9) Click your video in the bottom window and unmute the audio.
10) Click your background image in the bottom window and stretch your image to play the entire length of your video.
11) Save video to camera roll and share your video on your desired platform (Youtube, email, webpage, Facebook, etc.)
My district is starting Nontraditional Instruction starting Monday due to the rapid spread of COVID-19. Teachers will be asked to report to school everyday, but students will remain home. I will be sharing any materials I create for assignments for free and will be available to answer any questions you also have.

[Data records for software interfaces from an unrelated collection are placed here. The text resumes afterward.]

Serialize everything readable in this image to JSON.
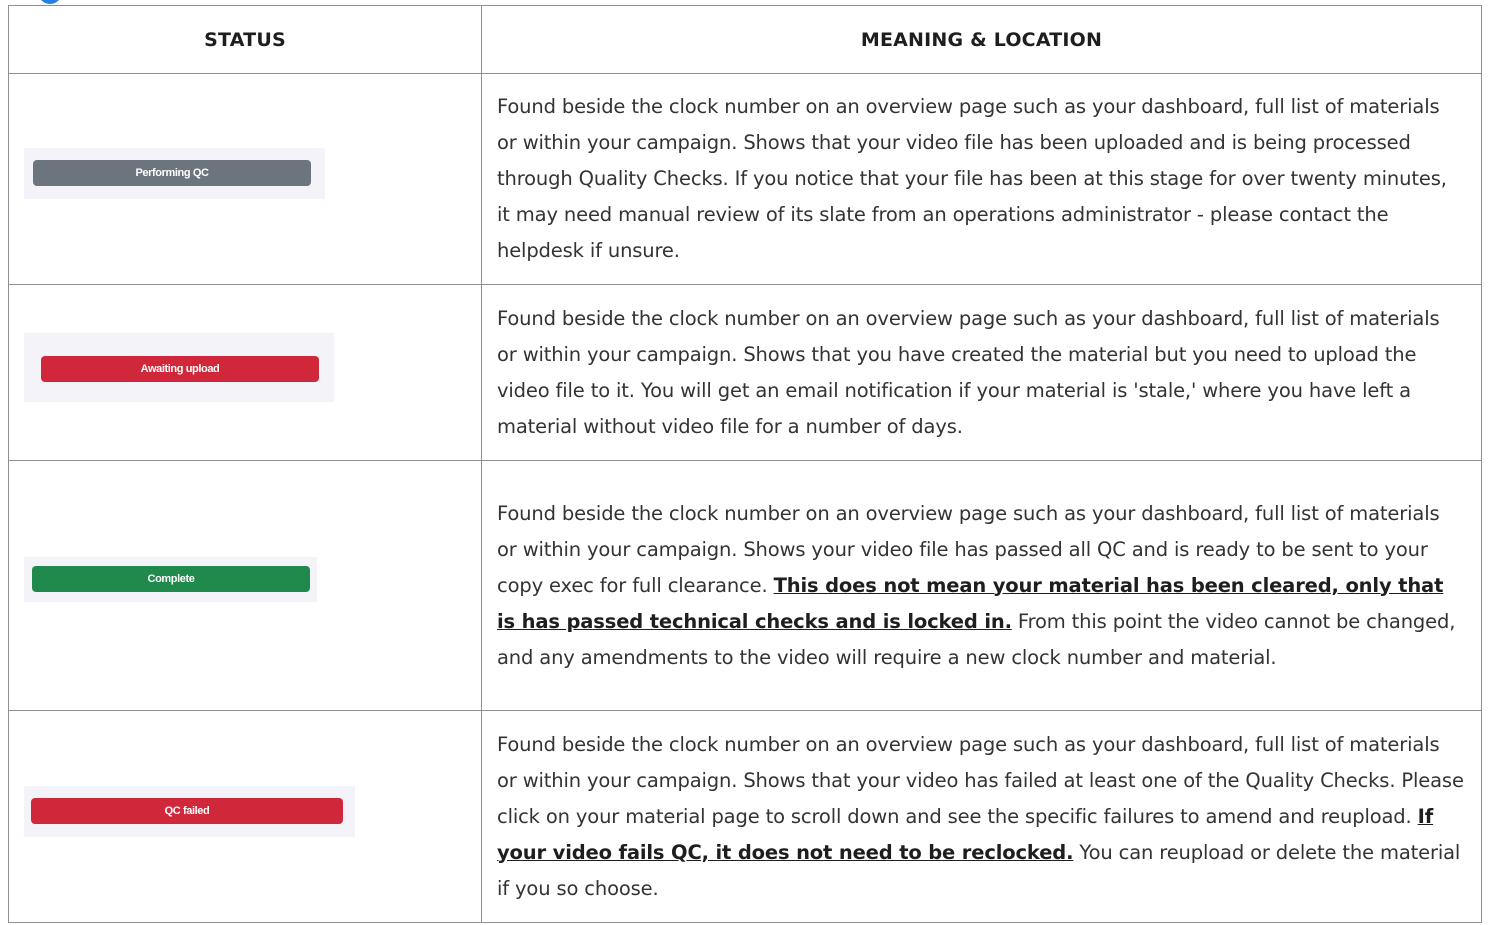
{
  "table": {
    "headers": {
      "status": "STATUS",
      "meaning": "MEANING & LOCATION"
    },
    "rows": [
      {
        "badge_label": "Performing QC",
        "badge_color": "#6c757d",
        "text": "Found beside the clock number on an overview page such as your dashboard, full list of materials or within your campaign. Shows that your video file has been uploaded and is being processed through Quality Checks. If you notice that your file has been at this stage for over twenty minutes, it may need manual review of its slate from an operations administrator - please contact the helpdesk if unsure."
      },
      {
        "badge_label": "Awaiting upload",
        "badge_color": "#d0283a",
        "text": "Found beside the clock number on an overview page such as your dashboard, full list of materials or within your campaign. Shows that you have created the material but you need to upload the video file to it. You will get an email notification if your material is 'stale,' where you have left a material without video file for a number of days."
      },
      {
        "badge_label": "Complete",
        "badge_color": "#1f8a4c",
        "text_before": "Found beside the clock number on an overview page such as your dashboard, full list of materials or within your campaign. Shows your video file has passed all QC and is ready to be sent to your copy exec for full clearance.",
        "text_emphasis": "This does not mean your material has been cleared, only that is has passed technical checks and is locked in.",
        "text_after": "From this point the video cannot be changed, and any amendments to the video will require a new clock number and material."
      },
      {
        "badge_label": "QC failed",
        "badge_color": "#d0283a",
        "text_before": "Found beside the clock number on an overview page such as your dashboard, full list of materials or within your campaign. Shows that your video has failed at least one of the Quality Checks. Please click on your material page to scroll down and see the specific failures to amend and reupload.",
        "text_emphasis": "If your video fails QC, it does not need to be reclocked.",
        "text_after": "You can reupload or delete the material if you so choose."
      }
    ]
  }
}
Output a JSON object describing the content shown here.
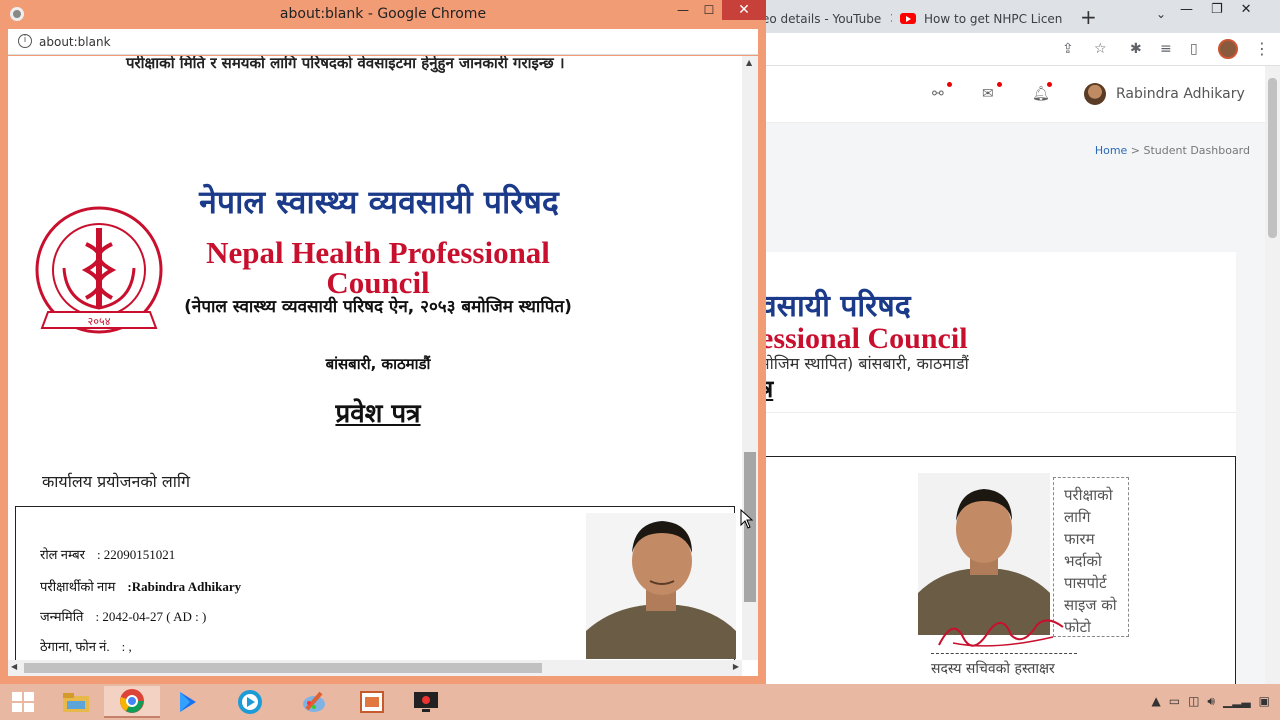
{
  "background_window": {
    "tabs": [
      {
        "label": "eo details - YouTube"
      },
      {
        "label": "How to get NHPC Licen"
      }
    ],
    "new_tab": "+",
    "username": "Rabindra Adhikary",
    "breadcrumb": {
      "home": "Home",
      "separator": " > ",
      "current": "Student Dashboard"
    },
    "title_np": "वसायी परिषद",
    "title_en": "essional Council",
    "established": "मोजिम स्थापित) बांसबारी, काठमाडौं",
    "admit_fragment": "त्र",
    "photo_note": "परीक्षाको लागि फारम भर्दाको पासपोर्ट साइज को फोटो",
    "sign_label": "सदस्य सचिवको हस्ताक्षर"
  },
  "popup": {
    "window_title": "about:blank - Google Chrome",
    "url": "about:blank",
    "doc": {
      "top_line": "परीक्षाको मिति र समयको लागि परिषदको वेवसाइटमा हेर्नुहुन जानकारी गराइन्छ ।",
      "logo_year": "२०५४",
      "council_np": "नेपाल स्वास्थ्य व्यवसायी परिषद",
      "council_en": "Nepal Health Professional Council",
      "established": "(नेपाल स्वास्थ्य व्यवसायी परिषद ऐन, २०५३ बमोजिम स्थापित)",
      "address": "बांसबारी, काठमाडौं",
      "admit_card": "प्रवेश पत्र",
      "office_use": "कार्यालय प्रयोजनको लागि",
      "rows": [
        {
          "label": "रोल नम्बर",
          "value": ": 22090151021"
        },
        {
          "label": "परीक्षार्थीको नाम",
          "value": ":Rabindra Adhikary"
        },
        {
          "label": "जन्ममिति",
          "value": ": 2042-04-27     ( AD : )"
        },
        {
          "label": "ठेगाना, फोन नं.",
          "value": ": ,"
        }
      ]
    }
  },
  "colors": {
    "popup_frame": "#f29c76",
    "close_button": "#c7403a",
    "council_blue": "#1b3a8a",
    "council_red": "#c8102e",
    "taskbar": "#e9b8a3"
  },
  "taskbar": {
    "apps": [
      "file-explorer-icon",
      "chrome-icon",
      "play-store-icon",
      "kinemaster-icon",
      "paint-icon",
      "presentation-icon",
      "screen-recorder-icon"
    ]
  }
}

Here is the basics of how this process will work. We surveyed families to find out who has internet access and devices at home. Families without internet or devices will be given paper assignments. Those papers will be shuttled by bus drivers, who will also be delivering breakfasts and lunches to families who qualified for free and reduced lunch. Teachers will report to work as usual. We will be working on new assignments and making daily contact with families offering assistance and checking in to see what work has been completed. Special area teachers will not have to contact every family. We will be assisting homeroom teachers that have the most students.
My special area team has agreed that each day, all grade levels will be given an assignment in only one special. It will be easier for families with multiple children of varying ages to work together on the same type of assignment.

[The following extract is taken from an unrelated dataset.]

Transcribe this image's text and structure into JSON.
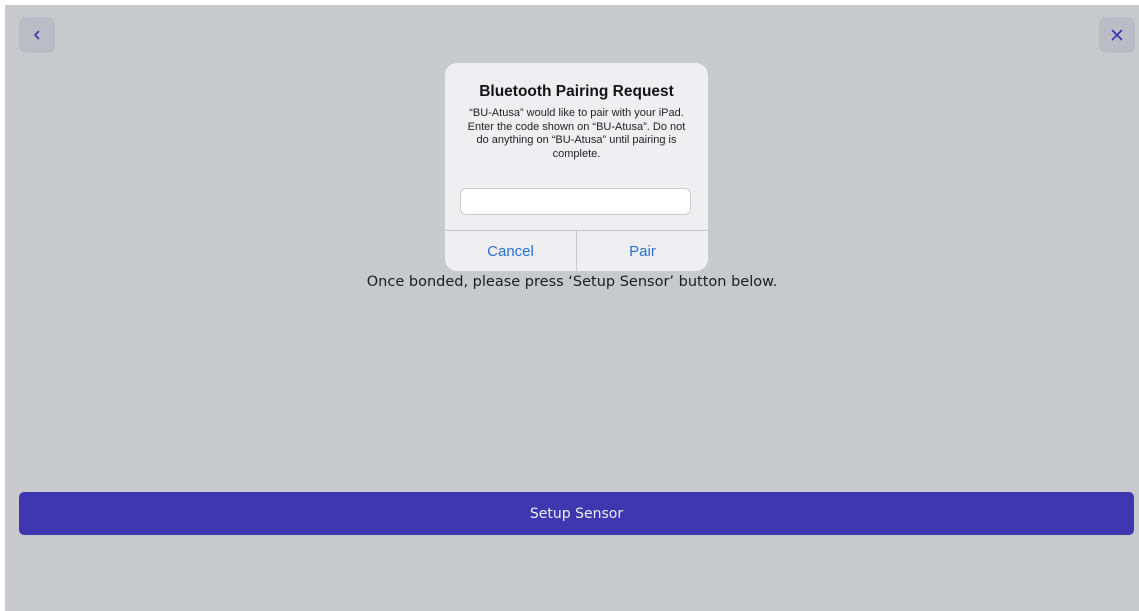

Here is a sample of the first assignment I am sending home. I am sharing this via Google and it will force you to make a copy. You will be free to edit without to suit your needs without changing the original. I will share more assignments and information as this rolls out and we are learning more about this process.
Four years ago, I searched YouTube for tutorials on mallet wrapping. Here is my first post on that journey.
Below is a picture of mallets that I rewrapped four years, They are starting to fray.
I also have several pairs that were still factory-wrapped that are in rough shape.
I spent the weekend rewrapping over 17 pairs of mallets and I have made a tutorial video for you. I hope you will be brave and attempt to save some of your old tattered mallets. If you have any questions after watching the video, I'd be glad to answer them. Happy wrapping!
My second year teaching, I created an Orff visual aid with removable Velcro bars. More details about that instrument can be found on this post.
After 14 years of teaching, the foam board is severely worn. The F was ripped and replaced by folded paper and a paperclip. Many of the labels have multiple layers of scotch tape holding them on. I decided it was time for an upgrade.
If I was going to create a new Orff visual, I wanted it to last until my retirement. So, I decided to make it out of wood. I had some scraps of utility plywood from an art project. I measured and cut my pieces, sanded the edges, and painted with acrylic craft paint.
I have a friend with a Cricut which could custom cut vinyl for the letters. I created white letters for the bars and black letters for underneath the bars. I bought new velcro dots and then sprayed the bars and base with a Mod Podge clear coat.
Here is a picture with the extra sharps and flats.
The students were so excited to see the new "fake instrument". It is functional and aesthetically pleasing. I'm certain this will last for many years to come. I may even get to pass it along to a new teacher when it is finally time for me to retire.